SOURCE MATERIAL —
--

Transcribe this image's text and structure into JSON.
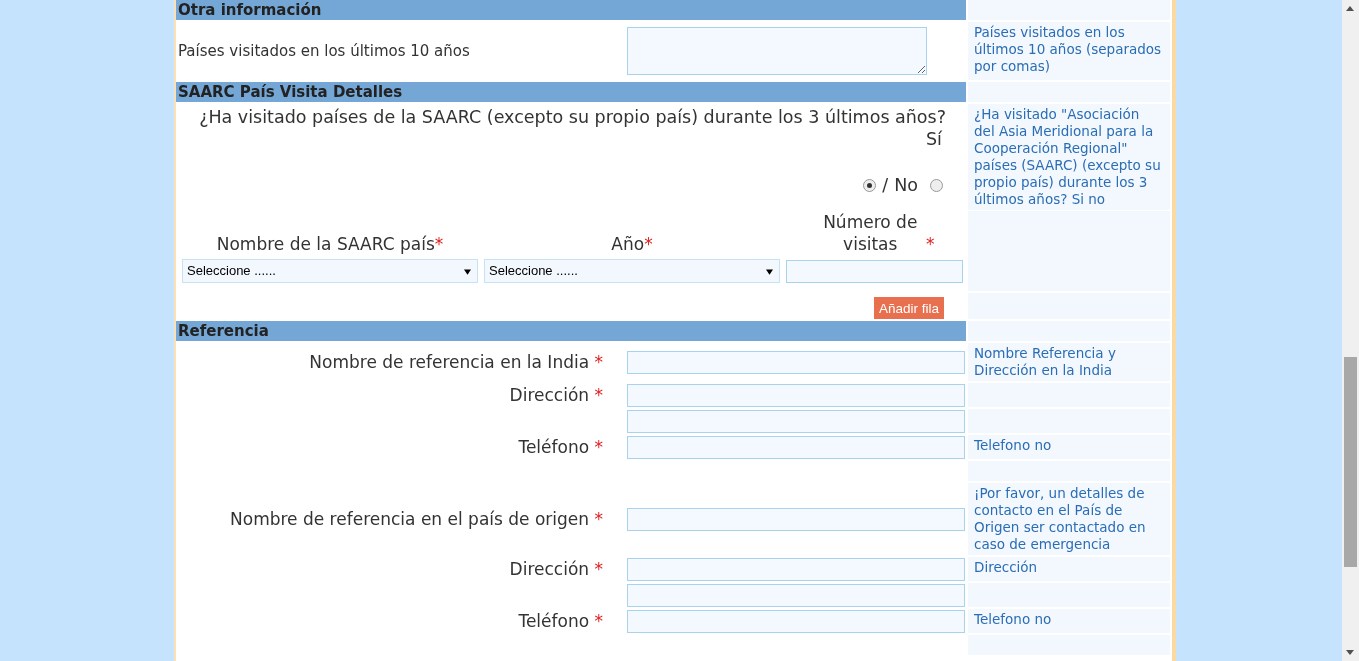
{
  "sections": [
    {
      "title": "Otra información",
      "rows": [
        {
          "kind": "textarea",
          "label": "Países visitados en los últimos 10 años",
          "help": "Países visitados en los últimos 10 años (separados por comas)"
        }
      ]
    },
    {
      "title": "SAARC País Visita Detalles",
      "rows": [
        {
          "kind": "radio",
          "question": "¿Ha visitado países de la SAARC (excepto su propio país) durante los 3 últimos años?",
          "separator": "/",
          "options": [
            {
              "label": "Sí",
              "selected": true
            },
            {
              "label": "No",
              "selected": false
            }
          ],
          "help": "¿Ha visitado \"Asociación del Asia Meridional para la Cooperación Regional\" países (SAARC) (excepto su propio país) durante los 3 últimos años? Si no"
        },
        {
          "kind": "table",
          "columns": [
            {
              "label": "Nombre de la SAARC país",
              "mark": "*"
            },
            {
              "label": "Año",
              "mark": "*"
            },
            {
              "label": "Número de visitas",
              "mark": "*"
            }
          ],
          "cells": [
            {
              "kind": "select",
              "value": "Seleccione ......"
            },
            {
              "kind": "select",
              "value": "Seleccione ......"
            },
            {
              "kind": "input"
            }
          ]
        },
        {
          "kind": "button",
          "label": "Añadir fila"
        }
      ]
    },
    {
      "title": "Referencia",
      "rows": [
        {
          "kind": "input",
          "label": "Nombre de referencia en la India",
          "mark": "*",
          "help": "Nombre Referencia y Dirección en la India"
        },
        {
          "kind": "input",
          "label": "Dirección",
          "mark": "*"
        },
        {
          "kind": "input"
        },
        {
          "kind": "input",
          "label": "Teléfono",
          "mark": "*",
          "help": "Telefono no"
        },
        {
          "kind": "spacer"
        },
        {
          "kind": "input",
          "label": "Nombre de referencia en el país de origen",
          "mark": "*",
          "help": "¡Por favor, un detalles de contacto en el País de Origen ser contactado en caso de emergencia"
        },
        {
          "kind": "input",
          "label": "Dirección",
          "mark": "*",
          "help": "Dirección"
        },
        {
          "kind": "input"
        },
        {
          "kind": "input",
          "label": "Teléfono",
          "mark": "*",
          "help": "Telefono no"
        },
        {
          "kind": "spacer"
        }
      ]
    }
  ]
}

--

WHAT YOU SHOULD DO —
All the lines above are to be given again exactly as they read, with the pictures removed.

OUTPUT OF THE EXERCISE —
Transcribe this image's text and structure into JSON.
{
  "sections": [
    {
      "title": "Otra información",
      "rows": [
        {
          "kind": "textarea",
          "label": "Países visitados en los últimos 10 años",
          "help": "Países visitados en los últimos 10 años (separados por comas)"
        }
      ]
    },
    {
      "title": "SAARC País Visita Detalles",
      "rows": [
        {
          "kind": "radio",
          "question": "¿Ha visitado países de la SAARC (excepto su propio país) durante los 3 últimos años?",
          "separator": "/",
          "options": [
            {
              "label": "Sí",
              "selected": true
            },
            {
              "label": "No",
              "selected": false
            }
          ],
          "help": "¿Ha visitado \"Asociación del Asia Meridional para la Cooperación Regional\" países (SAARC) (excepto su propio país) durante los 3 últimos años? Si no"
        },
        {
          "kind": "table",
          "columns": [
            {
              "label": "Nombre de la SAARC país",
              "mark": "*"
            },
            {
              "label": "Año",
              "mark": "*"
            },
            {
              "label": "Número de visitas",
              "mark": "*"
            }
          ],
          "cells": [
            {
              "kind": "select",
              "value": "Seleccione ......"
            },
            {
              "kind": "select",
              "value": "Seleccione ......"
            },
            {
              "kind": "input"
            }
          ]
        },
        {
          "kind": "button",
          "label": "Añadir fila"
        }
      ]
    },
    {
      "title": "Referencia",
      "rows": [
        {
          "kind": "input",
          "label": "Nombre de referencia en la India",
          "mark": "*",
          "help": "Nombre Referencia y Dirección en la India"
        },
        {
          "kind": "input",
          "label": "Dirección",
          "mark": "*"
        },
        {
          "kind": "input"
        },
        {
          "kind": "input",
          "label": "Teléfono",
          "mark": "*",
          "help": "Telefono no"
        },
        {
          "kind": "spacer"
        },
        {
          "kind": "input",
          "label": "Nombre de referencia en el país de origen",
          "mark": "*",
          "help": "¡Por favor, un detalles de contacto en el País de Origen ser contactado en caso de emergencia"
        },
        {
          "kind": "input",
          "label": "Dirección",
          "mark": "*",
          "help": "Dirección"
        },
        {
          "kind": "input"
        },
        {
          "kind": "input",
          "label": "Teléfono",
          "mark": "*",
          "help": "Telefono no"
        },
        {
          "kind": "spacer"
        }
      ]
    }
  ]
}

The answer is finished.